With sheep-herding, Zulaika states that many Basques were able to help out their peers and bring them over from Spain to employ them.

Photo captured by Angela Llop

Migrating to the American West started in New Mexico, where it is rumored that the first sheep-herder from Spain settled. No one was as interested in settling in the West until word got out about the California Gold Rush. Settlers from both South America and Spain rushed to the new opportunity of making money.

Zulaika stated that some Basques did not grow fond of the gold rush and continued to herd sheep on public lands in the California region. They all eventually moved their way into Arizona, Nevada, Utah, Wyoming, Colorado, Idaho, Montana, and parts of Washington.

As the Basque population moved throughout the West, the motherland began to grow weary. The Old World Basques were skeptical that the culture was being practiced, and did not consider the emigrant Bascos as a part of the culture anymore.

Modern-Day Basques

As the Basque culture and language died off in the Americas to shape to other races and cultures, groups were slowly formed to help the endangered culture come back to life.

In the 60’s, the Oinkari dance group was formed in Boise, ID. Zulaika stated that they traveled to Spain and learned several of the 400 distinct folk dances to bring back over seas for others to learn.

Today, there are many different Basque groups all over world. They celebrate the culture with festivals (usually in the summer) that invite everyone to be Basque for a few days. The negative view of not considering Bascos as a part of the culture for not being born in Spain has been lifted. The new way of looking at ‘being Basque’ is to speak Basque. The Basque Library at the University says, “Basque speakers are called Euskaldunak, possessors of Euskara, and those who learn the language later in life are called Euskaldun berriak, “new Basques.”

Photo by Travel Nevada

Besides speaking the difficult language, there are museums, monuments, and restaurants all dedicated to the Basque culture.

Only a few of the Basque monuments and restaurants were included on this map. If you know of anymore, feel free to comment on the blog and I’ll be sure to add it.

The restaurants are almost all traditional Basque style meals that will provide endless amounts of food: thickly cut meats, paella, seafood, sweet breads, and countless side dishes. They also provide history into the Basque culture as many restaurants used to be or still are boarding houses for old sheep-herders or workers.

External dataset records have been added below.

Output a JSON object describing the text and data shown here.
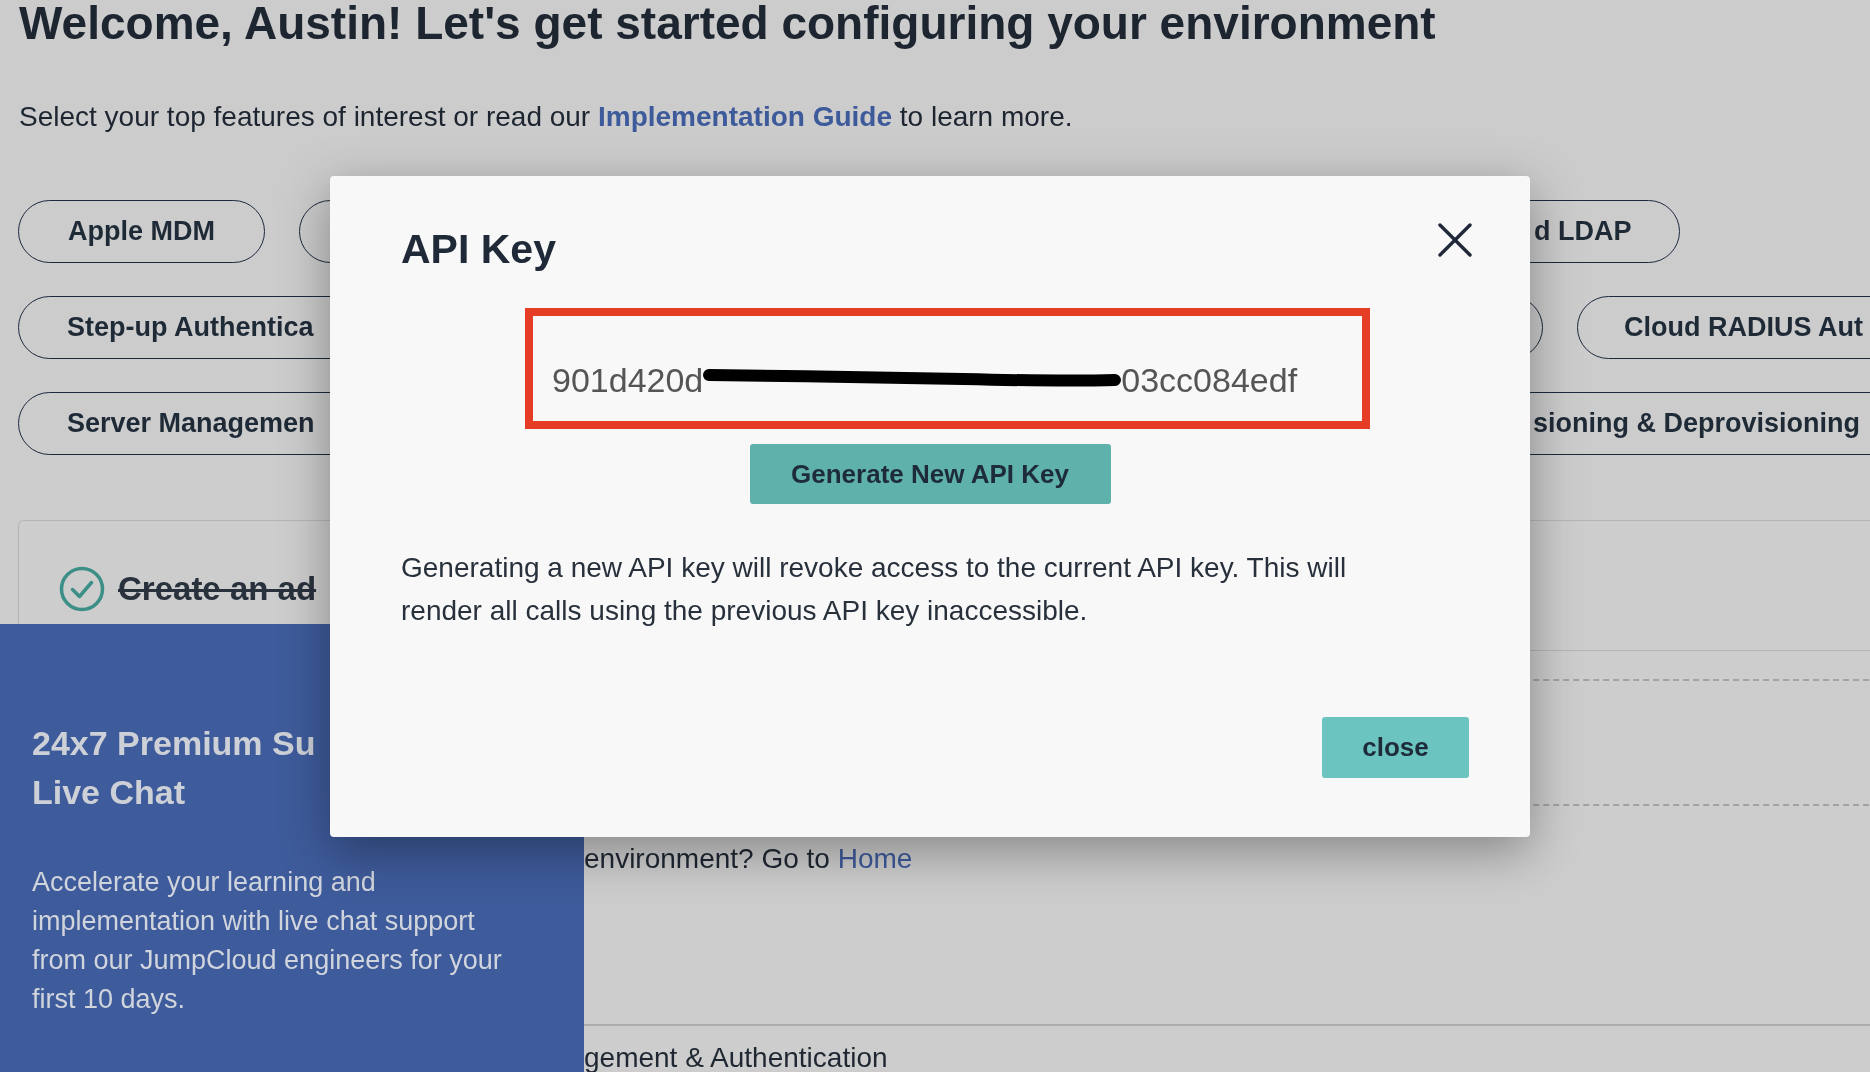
{
  "page": {
    "heading": "Welcome, Austin! Let's get started configuring your environment",
    "intro": {
      "before": "Select your top features of interest or read our ",
      "link": "Implementation Guide",
      "after": " to learn more."
    },
    "feature_rows": [
      {
        "left": [
          "Apple MDM"
        ],
        "right": [
          "d LDAP"
        ]
      },
      {
        "left": [
          "Step-up Authentica"
        ],
        "right": [
          "Cloud RADIUS Aut"
        ]
      },
      {
        "left": [
          "Server Managemen"
        ],
        "right": [
          "sioning & Deprovisioning"
        ]
      }
    ],
    "task_card": {
      "title": "Create an ad",
      "completed": true
    },
    "setup_note": {
      "text": "environment? Go to ",
      "link": "Home"
    },
    "section_title": "gement & Authentication"
  },
  "chat_promo": {
    "title_lines": [
      "24x7 Premium Su",
      "Live Chat"
    ],
    "body": "Accelerate your learning and implementation with live chat support from our JumpCloud engineers for your first 10 days."
  },
  "modal": {
    "title": "API Key",
    "api_key": {
      "start": "901d420d",
      "end": "03cc084edf",
      "redacted": true
    },
    "generate_button": "Generate New API Key",
    "warning": "Generating a new API key will revoke access to the current API key. This will render all calls using the previous API key inaccessible.",
    "close_button": "close"
  }
}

The festivals that take place include the same delicious foods featured in restaurants, including chorizos. Special dances are performed for entertainment with beautiful costumes, and anyone is encouraged to learn or join in on certain ones. The Basques are known for their competitive nature and have strength and yelling competitions for anyone who may be interested. There are endless amounts of wine being poured down the front of people’s shirts in bota bags, and celebration being shared with everyone.

Here are a list of the places that the festivals will held this year.

Photo from Flickr

In short, the Basque is a community of people that has gone through a lot of hardships to get where they are today. The Basque culture is still trying to make a name for itself, but is no longer considered endangered. Nevada is one of the prime areas to get a good dosage of Basque culture in your system.

If anyone is ever interested in learning more about the Basque culture, visit any one of the places mentioned on the map or read more about it in the online Basque library, courtesy of the University of Nevada.

Sources
Professor Joseba Zulaika of the University of Nevada Reno.
William A. Douglass Center for Basque Studies at the University of Nevada, Reno
The Jon Bilbao Basque Library at the University of Nevada, Reno.
Books:
The Basques. Roger Collins. 1986.
Book of Basques. Rodney Gallop. 1970.